It is the phrase “white privilege” that stuck with me, as I watched helicopter lights through the fog, circling the very peaceable events of the rally. It is a privilege to know—almost certainly—that if I am ever arrested, it will be at a time and place of my choosing, likely for a very intentional and deeply personal act of some sort of civil disobedience. I have never been stopped on any street, I have asked directions of police officers, smiled at them, thanked them, joked with them, several have pet my dog, and almost all my police interactions could have been out of a white children’s book.

Until the Trayvon Martin shooting, I was unaware that black kids are frequently given not just an uncomfortable and terrible sex-talk by their parents but also a “how to behave around cops” talk. What I know and what I have learned, am learning, about how deep the gulf is between white and black is partly a mark of privilege, but more a mark of my deep ignorance. I think of myself as being just another human for justice, and beyond black or white, but the truth is that I am white in a world that is unfair in my favor and that fact plays a part in how I am and can choose to be in this world.

That I am unafraid of law-keepers is something I have never thought to be aware of, grateful for, and now I am furious that others cannot feel the same. Injustice gives me a screaming migraine, the shame of my ignorance makes me nauseous, and I am deeply aware that one white liberal lady’s response to racism should merit no time on anyone’s watch. How I feel is immaterial: the criminal patterns that such ignorant, unquestioned privilege perpetuates are the point.

One of the chants going around last night was “If you shoot us down, we will shut it down.” It was hard to hear, and hard to tell, but I got the slight sense that white people were frequently saying “if you shoot them down, we will shut it down” and black people were frequently saying “if you shoot us down, we will shut it down.”

A small difference, and one I hope was a trick of acoustics and the imperfection of call and response while marching through traffic.

But I don’t know. With the phrase “white privilege” I always try to think of it as responsibility the ability to choose, rather than merely an insulating tier or flip response. Saying white privilege doesn't assuage or laugh away the guilt or responsibility to use this absurd power for the good of everyone, whatever color. I worry that myself and the other white liberals who mostly think of ourselves as standing up, speaking and marching and breathing for those who cannot, that there is still a dichotomy between “us” and “them,” that white American liberalism regarding race is another weird twist of the paternalistic/Colonial “white man’s burden.” It’s like the tricky line that male Feminists walk—wanting to support women’s rights as human rights, but not wanting to fall into the traditional, protective role of being louder, more powerful or more often heard than women themselves. I go to some marches and rallies and vigils because movements need followers even more than they need leaders. Part of the phrase “white privilege” implies that white people hold more of the cards, that we’re naturally at the top and have the choice and responsibility to act justly and wisely to care for the downtrodden “others.”

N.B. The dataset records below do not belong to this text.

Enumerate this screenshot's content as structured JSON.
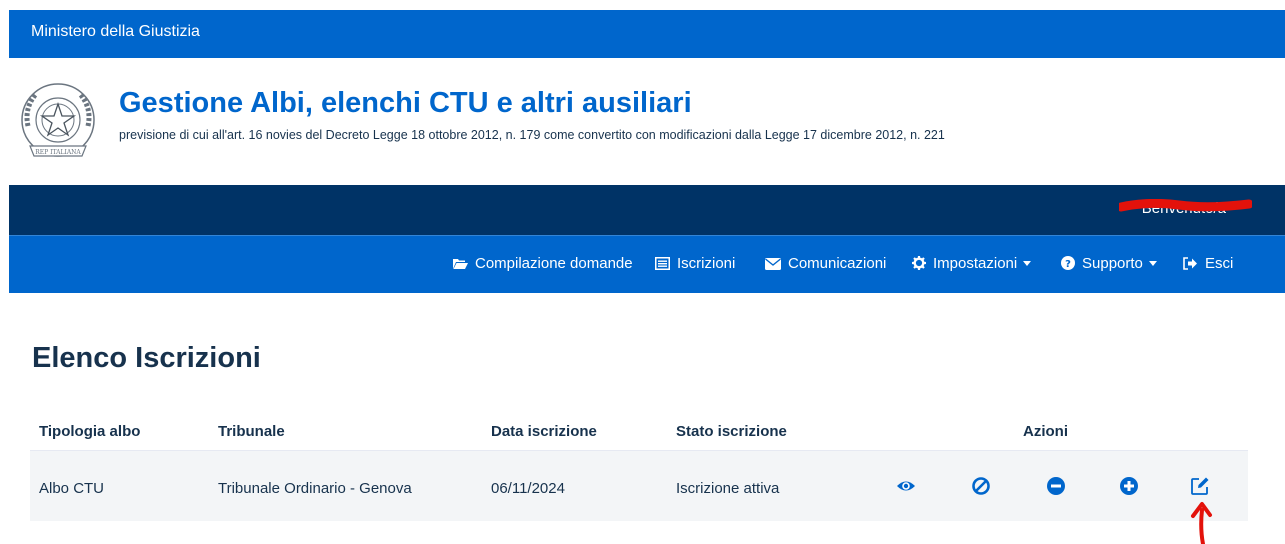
{
  "top_bar": {
    "title": "Ministero della Giustizia"
  },
  "header": {
    "title": "Gestione Albi, elenchi CTU e altri ausiliari",
    "subtitle": "previsione di cui all'art. 16 novies del Decreto Legge 18 ottobre 2012, n. 179 come convertito con modificazioni dalla Legge 17 dicembre 2012, n. 221"
  },
  "user_bar": {
    "welcome": "Benvenuto/a"
  },
  "nav": {
    "compilazione": "Compilazione domande",
    "iscrizioni": "Iscrizioni",
    "comunicazioni": "Comunicazioni",
    "impostazioni": "Impostazioni",
    "supporto": "Supporto",
    "esci": "Esci"
  },
  "page": {
    "title": "Elenco Iscrizioni"
  },
  "table": {
    "headers": [
      "Tipologia albo",
      "Tribunale",
      "Data iscrizione",
      "Stato iscrizione",
      "Azioni"
    ],
    "rows": [
      [
        "Albo CTU",
        "Tribunale Ordinario - Genova",
        "06/11/2024",
        "Iscrizione attiva"
      ]
    ],
    "action_icons": [
      "eye-icon",
      "ban-icon",
      "minus-circle-icon",
      "plus-circle-icon",
      "edit-icon"
    ]
  },
  "colors": {
    "primary": "#0066cc",
    "dark": "#003366",
    "text": "#17324d",
    "row_bg": "#f3f5f7",
    "annotation": "#e3120b"
  }
}
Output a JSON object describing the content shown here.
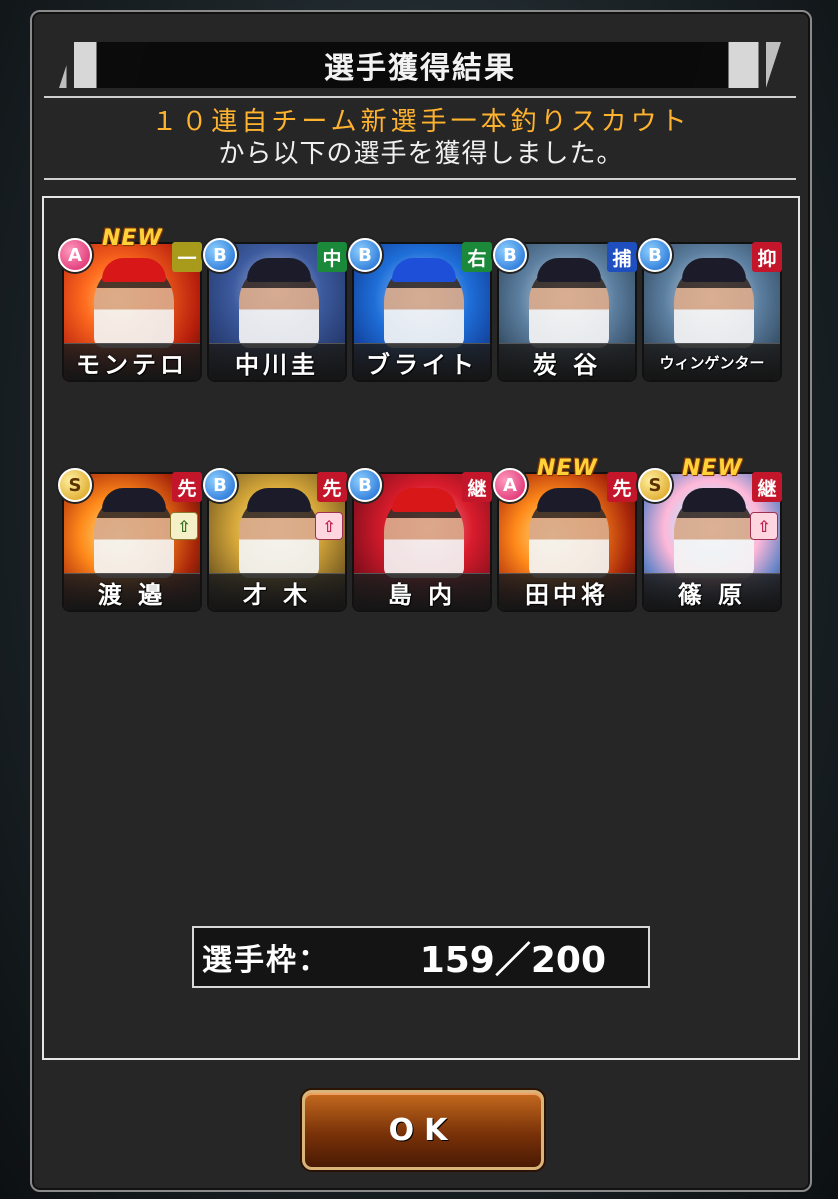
{
  "title": "選手獲得結果",
  "message": {
    "line1": "１０連自チーム新選手一本釣りスカウト",
    "line2": "から以下の選手を獲得しました。"
  },
  "players": [
    {
      "name": "モンテロ",
      "rank": "A",
      "position": "一",
      "new": "NEW"
    },
    {
      "name": "中川圭",
      "rank": "B",
      "position": "中",
      "new": ""
    },
    {
      "name": "ブライト",
      "rank": "B",
      "position": "右",
      "new": ""
    },
    {
      "name": "炭 谷",
      "rank": "B",
      "position": "捕",
      "new": ""
    },
    {
      "name": "ウィンゲンター",
      "rank": "B",
      "position": "抑",
      "new": ""
    },
    {
      "name": "渡 邉",
      "rank": "S",
      "position": "先",
      "new": ""
    },
    {
      "name": "才 木",
      "rank": "B",
      "position": "先",
      "new": ""
    },
    {
      "name": "島 内",
      "rank": "B",
      "position": "継",
      "new": ""
    },
    {
      "name": "田中将",
      "rank": "A",
      "position": "先",
      "new": "NEW"
    },
    {
      "name": "篠 原",
      "rank": "S",
      "position": "継",
      "new": "NEW"
    }
  ],
  "slot": {
    "label": "選手枠：",
    "value": "159／200"
  },
  "ok_label": "OK",
  "colors": {
    "accent_text": "#ffb22e",
    "button": "#7a3208"
  }
}
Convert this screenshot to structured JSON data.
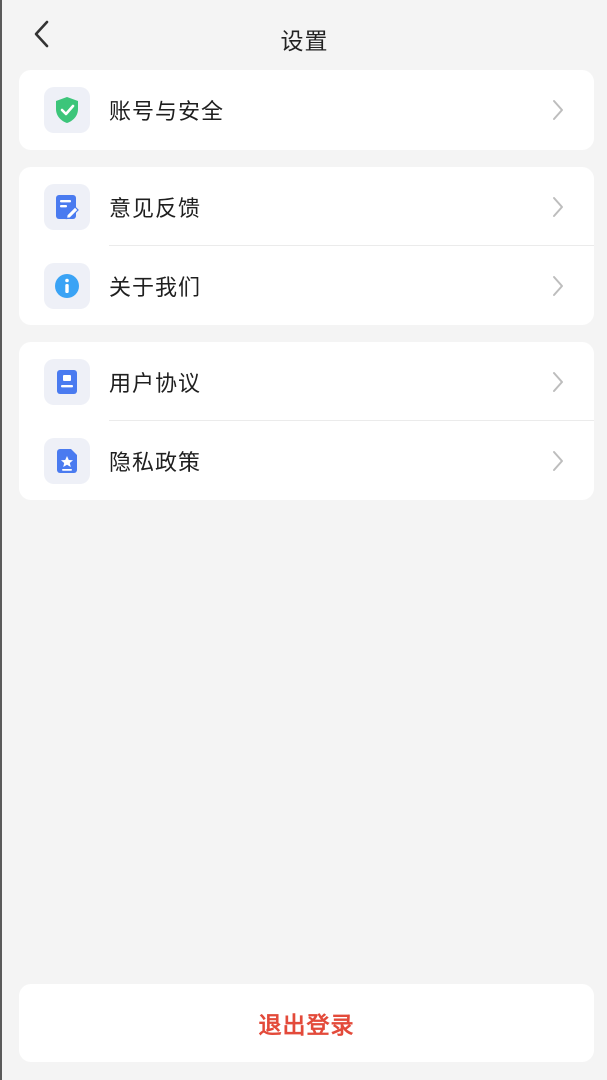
{
  "header": {
    "title": "设置",
    "back_icon": "chevron-left-icon"
  },
  "groups": [
    {
      "items": [
        {
          "label": "账号与安全",
          "icon": "shield-check-icon",
          "icon_color": "#3cc57a"
        }
      ]
    },
    {
      "items": [
        {
          "label": "意见反馈",
          "icon": "feedback-edit-icon",
          "icon_color": "#4a7bf0"
        },
        {
          "label": "关于我们",
          "icon": "info-icon",
          "icon_color": "#3aa3f5"
        }
      ]
    },
    {
      "items": [
        {
          "label": "用户协议",
          "icon": "user-agreement-icon",
          "icon_color": "#4a7bf0"
        },
        {
          "label": "隐私政策",
          "icon": "privacy-policy-icon",
          "icon_color": "#4a7bf0"
        }
      ]
    }
  ],
  "logout": {
    "label": "退出登录",
    "color": "#e34a3a"
  },
  "colors": {
    "background": "#f4f4f4",
    "card": "#ffffff",
    "chevron": "#bdbdbd"
  }
}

If that’s the case, we white privileged people are doing a terrible job and shouldn’t be allowed to run anything.

Because, it can’t be us or them anymore, in any regard—black or white, citizens or cops, men or women, rich or poor. Lying there, listening to the silence of a shut down street, and thinking of the snowflakes and stars and emergency survival skills and yogic breathing and the beautiful brown toddler sitting with her mothers behind me, it did all bleed into one big world. All we have is each other, just humans.

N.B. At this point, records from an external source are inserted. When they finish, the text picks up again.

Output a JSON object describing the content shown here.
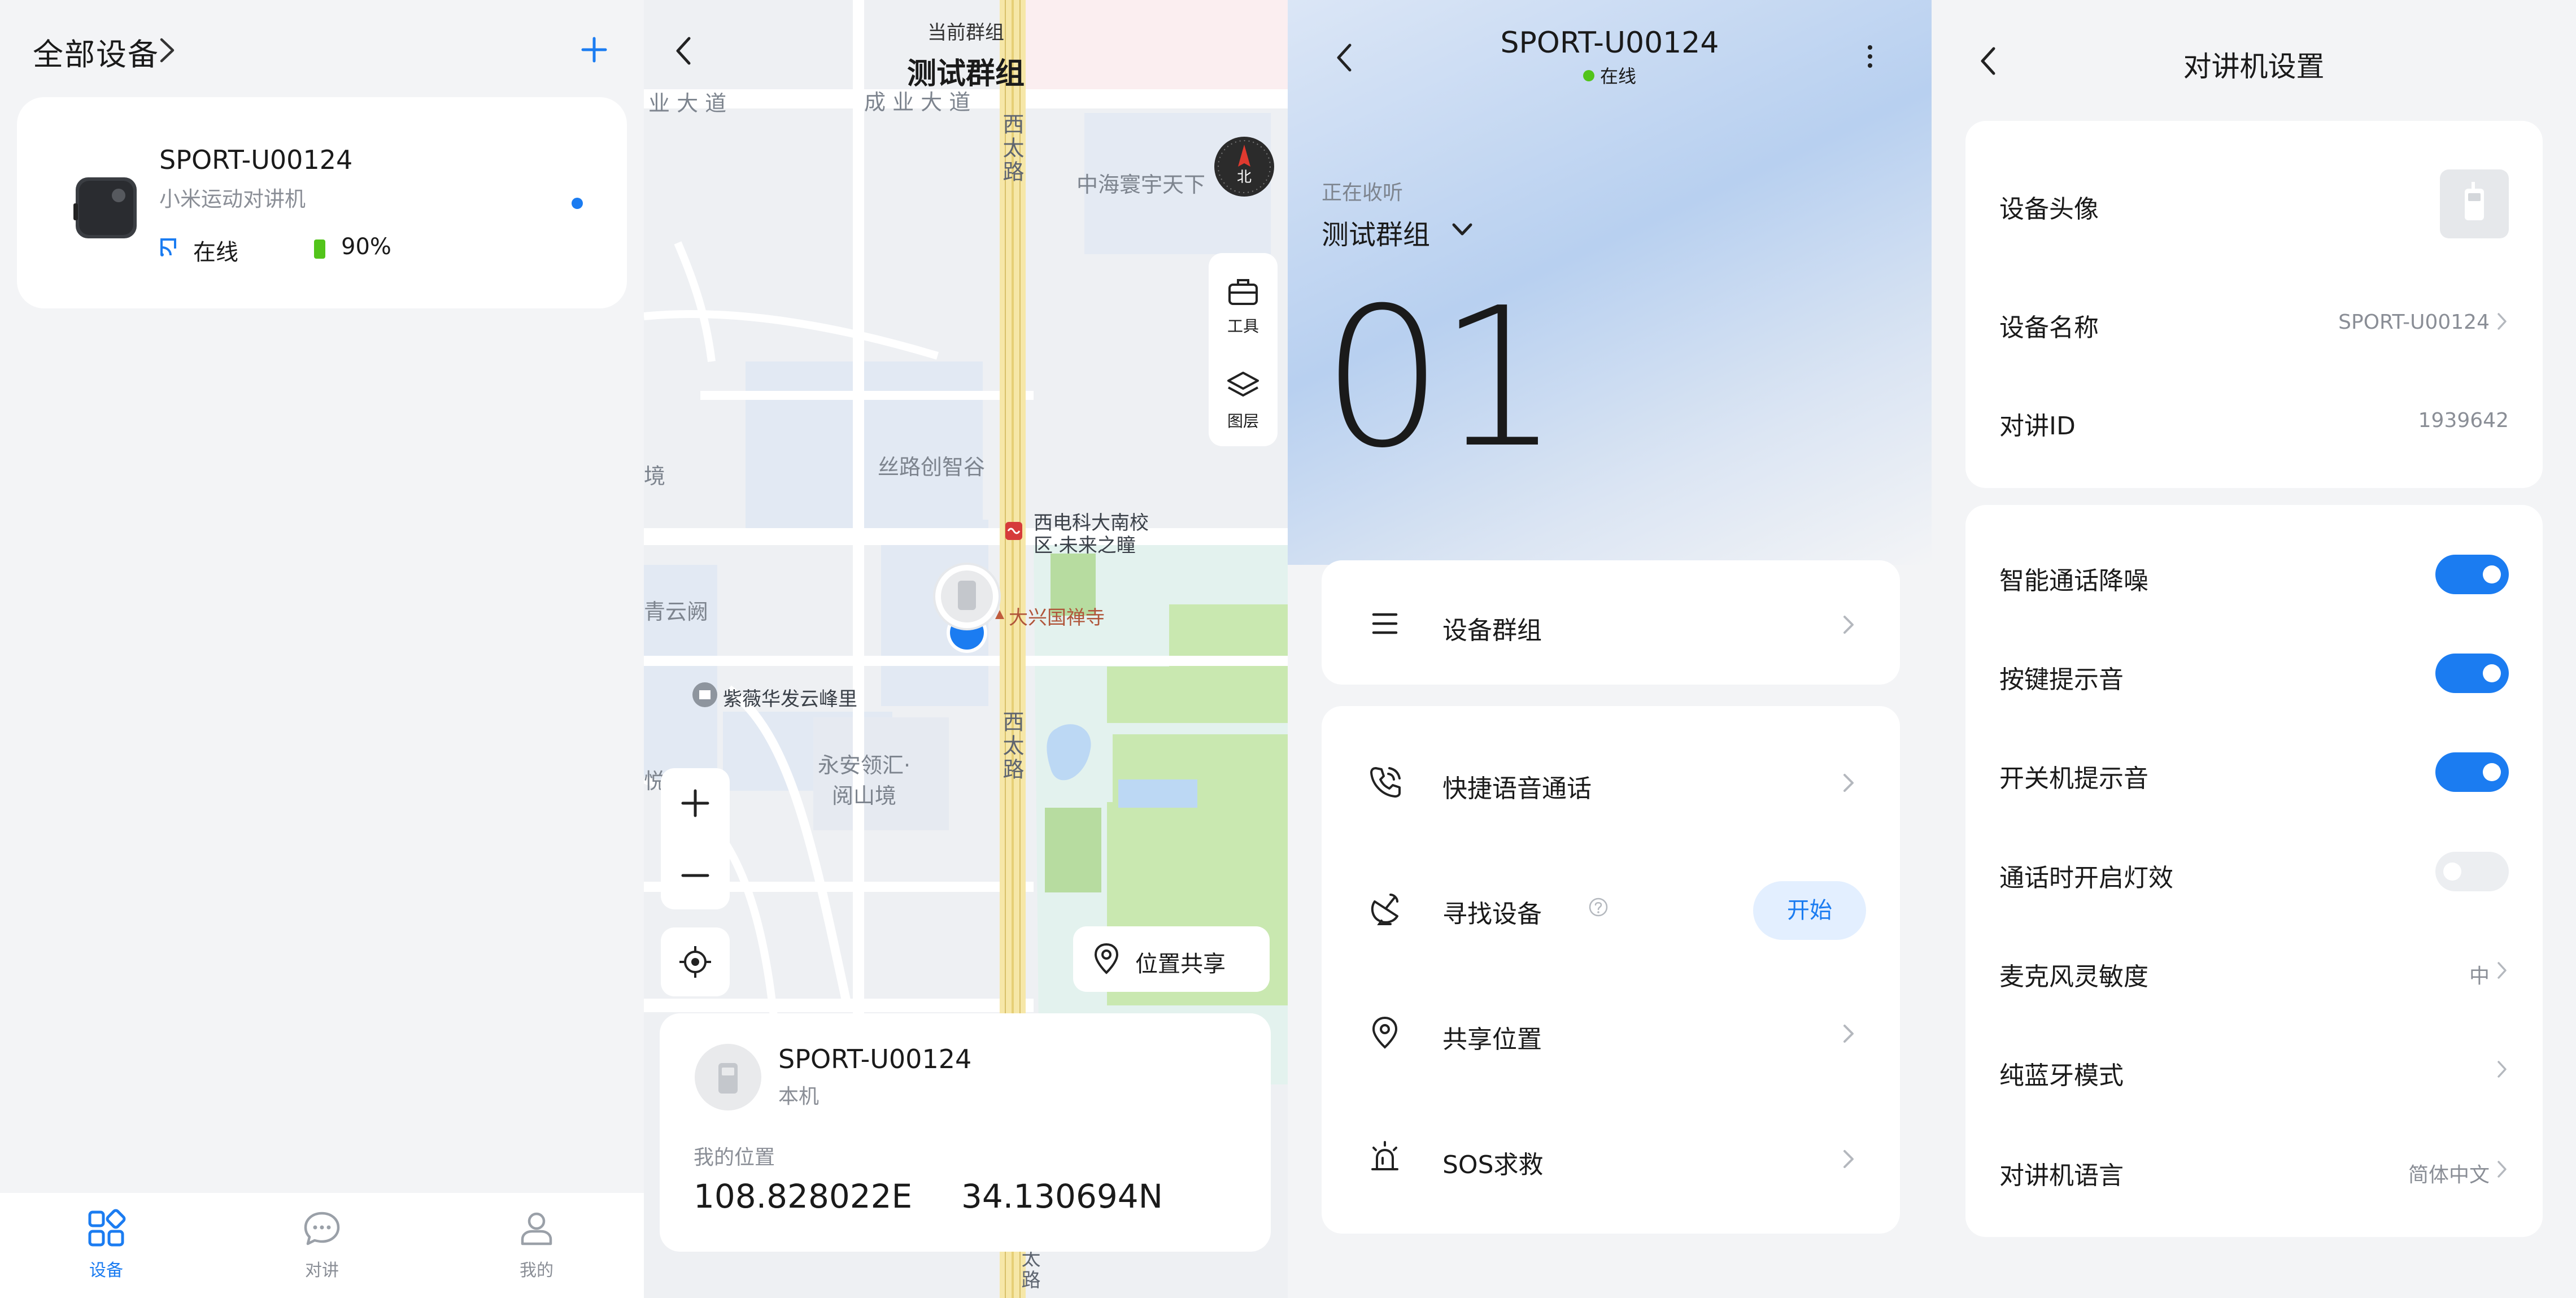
{
  "colors": {
    "accent": "#1b7cf1",
    "online": "#52c41a",
    "background": "#f3f4f6",
    "card": "#ffffff"
  },
  "devices_page": {
    "title": "全部设备",
    "device": {
      "name": "SPORT-U00124",
      "model": "小米运动对讲机",
      "status": "在线",
      "battery": "90%",
      "battery_level": 0.9
    },
    "tabs": [
      {
        "label": "设备",
        "icon": "grid-icon",
        "active": true
      },
      {
        "label": "对讲",
        "icon": "chat-icon",
        "active": false
      },
      {
        "label": "我的",
        "icon": "person-icon",
        "active": false
      }
    ]
  },
  "map_page": {
    "current_group_label": "当前群组",
    "group_name": "测试群组",
    "compass_label": "北",
    "tools": {
      "tools_label": "工具",
      "layers_label": "图层"
    },
    "share_location_label": "位置共享",
    "map_labels": {
      "road_top_left": "业 大 道",
      "road_top_mid": "成 业 大 道",
      "road_xitai_top": "西太路",
      "road_xitai_bottom": "西太路",
      "road_bottom": "太路",
      "poi_zhonghai": "中海寰宇天下",
      "poi_silu": "丝路创智谷",
      "poi_xidian": "西电科大南校区·未来之瞳",
      "poi_daxingguo": "大兴国禅寺",
      "poi_yunque": "青云阙",
      "poi_ziwei": "紫薇华发云峰里",
      "poi_yongan": "永安领汇·阅山境",
      "edge_jing": "境",
      "edge_yue": "悦"
    },
    "device": {
      "name": "SPORT-U00124",
      "sub": "本机"
    },
    "my_location_label": "我的位置",
    "longitude": "108.828022E",
    "latitude": "34.130694N"
  },
  "device_page": {
    "title": "SPORT-U00124",
    "status": "在线",
    "listening_label": "正在收听",
    "group_name": "测试群组",
    "channel": "01",
    "menu": {
      "device_group": "设备群组",
      "quick_voice": "快捷语音通话",
      "find_device": "寻找设备",
      "find_start": "开始",
      "share_location": "共享位置",
      "sos": "SOS求救"
    }
  },
  "settings_page": {
    "title": "对讲机设置",
    "rows": {
      "avatar_label": "设备头像",
      "name_label": "设备名称",
      "name_value": "SPORT-U00124",
      "id_label": "对讲ID",
      "id_value": "1939642",
      "noise_label": "智能通话降噪",
      "noise_on": true,
      "key_tone_label": "按键提示音",
      "key_tone_on": true,
      "power_tone_label": "开关机提示音",
      "power_tone_on": true,
      "light_label": "通话时开启灯效",
      "light_on": false,
      "mic_label": "麦克风灵敏度",
      "mic_value": "中",
      "bt_label": "纯蓝牙模式",
      "lang_label": "对讲机语言",
      "lang_value": "简体中文"
    }
  }
}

And how we choose to act towards and for and with and around each other is, actually, a matter of life and death.